My trail running races in 2019 have brought lots of a-ha moments, gratitude, and wonderful memories. Looking back, I realise I’ve learned a lot.
Some were things that I already knew that just got extra proof. Others were experiences that I had to go through to find out what motivates me as a trail runner, what makes me run faster, enjoy the trails more, and reminded myself why I love this sport.
Here are just 10 things I’ve learned from racing in trail competitions in 2019.
It’s not over until the finish line
I learn this lesson again and again, but this year I’ve had some surprises. The first one was winning Brasov Marathon after being on the second position for most of the race. And then, there was Grossglockner Ultra Trail, where I had to give my best until the very last second,
Energy works in mysterious ways
Because I mentioned Grossglockner, that race finished with a few kilometers on asphalt, in the sun, and the heat felt horrible. People were saying it was actually not that hot, but as I was approaching the finish line I felt sluggish.
Until I saw Andrei waiting for me at a corner, telling me that the next girl was just 400m behind me, according to the live tracking app. It turned out there was still some energy left in my legs and I could still sprint to a first place.
Don’t race in the heat
I’m going to do my best to avoid races in the heat next year. It seems that for 2019, the races that I loved the most had snow, rain, hail, and mud (Brasov Marathon, Transylvania 50k, Limone Extreme Skyrace), while the ones where I suffered the most had hot sunny weather.
Might be a side effect of moving to the mountains.
Performance based self worth
It was almost the end of the season and I went out for a speed training session, the last one before a race. It didn’t go as planned and I noticed I was extremely down and pissed off about it. At the same time, I was noticing my feelings, thinking “what the hell is happening? Am I angry because I had one bad training day?”. And the answer was yes.
It was the first time that I had such a clear episode of performance based self worth – considering I’m only as good as my training is. It only lasted for a few hours and I’m kind of glad it happened, because I could watch it, notice my thoughts, and see myself going into and out of it. Plus, it reminded me of so many reasons why I should have a better opinion of myself 😛
Having a team is priceless
It’s been a long crazy season, but what brought some truly amazing experiences was having a team.
Roadtrips with Datacor Running Team for races abroad or in Romania, running the competitions that team mates loved and recommended, seeing how much effort they put in when they volunteer for a race or help organize it, showing our favourite trails to one another, rooting for one another when we competed – these were the highlights of the racing year.
How to cope with injury
Two years ago, when I had my first ankle sprain, I went through a really bad time. It kept me away from running for 6 months.

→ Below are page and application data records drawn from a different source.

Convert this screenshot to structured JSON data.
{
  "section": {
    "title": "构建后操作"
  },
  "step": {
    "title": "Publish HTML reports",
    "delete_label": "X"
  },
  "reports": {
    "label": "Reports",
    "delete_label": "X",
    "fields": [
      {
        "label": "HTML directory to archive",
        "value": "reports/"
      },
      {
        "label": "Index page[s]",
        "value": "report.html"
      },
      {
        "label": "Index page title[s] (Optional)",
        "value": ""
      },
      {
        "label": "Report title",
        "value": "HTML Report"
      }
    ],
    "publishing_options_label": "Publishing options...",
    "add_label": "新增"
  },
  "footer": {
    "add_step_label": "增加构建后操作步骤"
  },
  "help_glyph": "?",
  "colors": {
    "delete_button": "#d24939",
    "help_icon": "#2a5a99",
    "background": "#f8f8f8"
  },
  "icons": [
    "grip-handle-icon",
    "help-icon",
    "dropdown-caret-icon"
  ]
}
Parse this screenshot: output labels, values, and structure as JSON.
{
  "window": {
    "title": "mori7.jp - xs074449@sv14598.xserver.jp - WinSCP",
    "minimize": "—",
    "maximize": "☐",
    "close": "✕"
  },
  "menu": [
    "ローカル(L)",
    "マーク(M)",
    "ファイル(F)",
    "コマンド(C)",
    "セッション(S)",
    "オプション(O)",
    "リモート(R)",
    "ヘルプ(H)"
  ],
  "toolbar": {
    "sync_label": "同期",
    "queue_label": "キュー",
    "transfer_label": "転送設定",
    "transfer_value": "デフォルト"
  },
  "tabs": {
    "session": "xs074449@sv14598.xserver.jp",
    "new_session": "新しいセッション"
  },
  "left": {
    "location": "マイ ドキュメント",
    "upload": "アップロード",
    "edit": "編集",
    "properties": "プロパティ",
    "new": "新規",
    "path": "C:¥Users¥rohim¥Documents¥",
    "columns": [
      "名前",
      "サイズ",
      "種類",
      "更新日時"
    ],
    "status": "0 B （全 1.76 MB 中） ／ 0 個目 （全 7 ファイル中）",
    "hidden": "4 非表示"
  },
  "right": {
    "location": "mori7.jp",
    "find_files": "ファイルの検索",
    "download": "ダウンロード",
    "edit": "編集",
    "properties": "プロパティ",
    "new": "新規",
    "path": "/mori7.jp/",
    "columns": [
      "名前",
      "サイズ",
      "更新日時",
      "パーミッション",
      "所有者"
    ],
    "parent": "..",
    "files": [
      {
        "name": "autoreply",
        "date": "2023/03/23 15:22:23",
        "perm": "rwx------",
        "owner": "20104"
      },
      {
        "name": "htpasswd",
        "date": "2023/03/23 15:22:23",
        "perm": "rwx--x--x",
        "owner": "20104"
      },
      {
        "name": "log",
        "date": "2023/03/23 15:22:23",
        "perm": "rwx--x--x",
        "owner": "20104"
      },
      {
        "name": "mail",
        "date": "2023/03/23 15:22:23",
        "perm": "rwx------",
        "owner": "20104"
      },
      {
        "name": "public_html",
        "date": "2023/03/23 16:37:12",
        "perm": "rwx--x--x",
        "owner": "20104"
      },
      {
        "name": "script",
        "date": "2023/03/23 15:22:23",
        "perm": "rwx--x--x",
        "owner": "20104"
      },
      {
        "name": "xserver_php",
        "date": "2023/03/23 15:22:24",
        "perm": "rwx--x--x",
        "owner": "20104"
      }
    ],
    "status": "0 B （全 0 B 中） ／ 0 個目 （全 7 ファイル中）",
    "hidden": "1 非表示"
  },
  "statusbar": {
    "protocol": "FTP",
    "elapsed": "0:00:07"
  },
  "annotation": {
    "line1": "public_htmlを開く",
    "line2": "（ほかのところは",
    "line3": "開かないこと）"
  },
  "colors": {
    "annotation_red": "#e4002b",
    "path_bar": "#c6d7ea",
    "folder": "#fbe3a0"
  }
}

This year I’ve had two injuries, one from skiing (trying to learn) and the second was another ankle sprain, of the only good ankle I had left. I learned so much from my first experience that this time I knew what to do and what not to do, how to cope with it, how much to let it rest, how to include some training, and basically how to accept and do my best to get over it.
Pro tip: always ask the most experienced runners you have around about what they did when they were injured. It will save you lots of time, energy, and wasted money on therapists or doctors.
In the first half of 2019 I got coached by one of the runners that I admire the most, Denisa Dragomir. She made me do what I knew I had to do, but had been elegantly avoiding – speed work.
It’s how I learned on myself that good speed on flat has a huge impact in mountain running speed. And that I can do all the easy 10k mountain runs that I want, they won’t help improve my marathon times as much as some speed sessions will.
Our sport is growing
Trail running is a sport that is getting bigger every year. I’ve never seen so many people at trail races as I have this year.
There are new competitions every weekend and results are getting better. A lot of people are starting to become professional trail runners (some of them coming from a flat racing background, bringing their speed), and it’s pretty common now to see amateurs that work with coaches, brands sponsoring runners, as well as lots of new people joining this sport. Plus, as a food coach, I get more and more requests from clients whose main objective is eating better for running performance.
My heart just explodes when I see friends that I honestly thought would never start running, join running groups and stick to a habit of doing a few runs a week. We need more of them for so many reasons.
Performance vs adventure
Going on a bike ride on a beautiful mountain road or doing an epic hike on new peaks sound like amazing plans. Unless you have a race coming up in a few days.
Choosing between adventure and keeping your legs rested is a tough one. This year I’ve had races where I saved my energy, missing out on some fun, and races that I kind of sacrificed. Sometimes and some people can have both, but for me most time it’s a choice I have to make.
Changing our state helps change our entire energy. That’s why the best times I’ve had in races this year were moments when I could switch from Pain to Play.
Taking a moment to enjoy a beautiful view at the end of an exhausting climb, letting my legs fly free from rock to rock on a fast downhill, taking hits right in the face from pine tree branches and laughing about it, climbing through mud slides and finishing races with dirt all over me.
Those are just some of the precious memories I made this year in trail races and they all happened when I went into Play mode.
So my plan for 2020 is to play even more. What’s yours?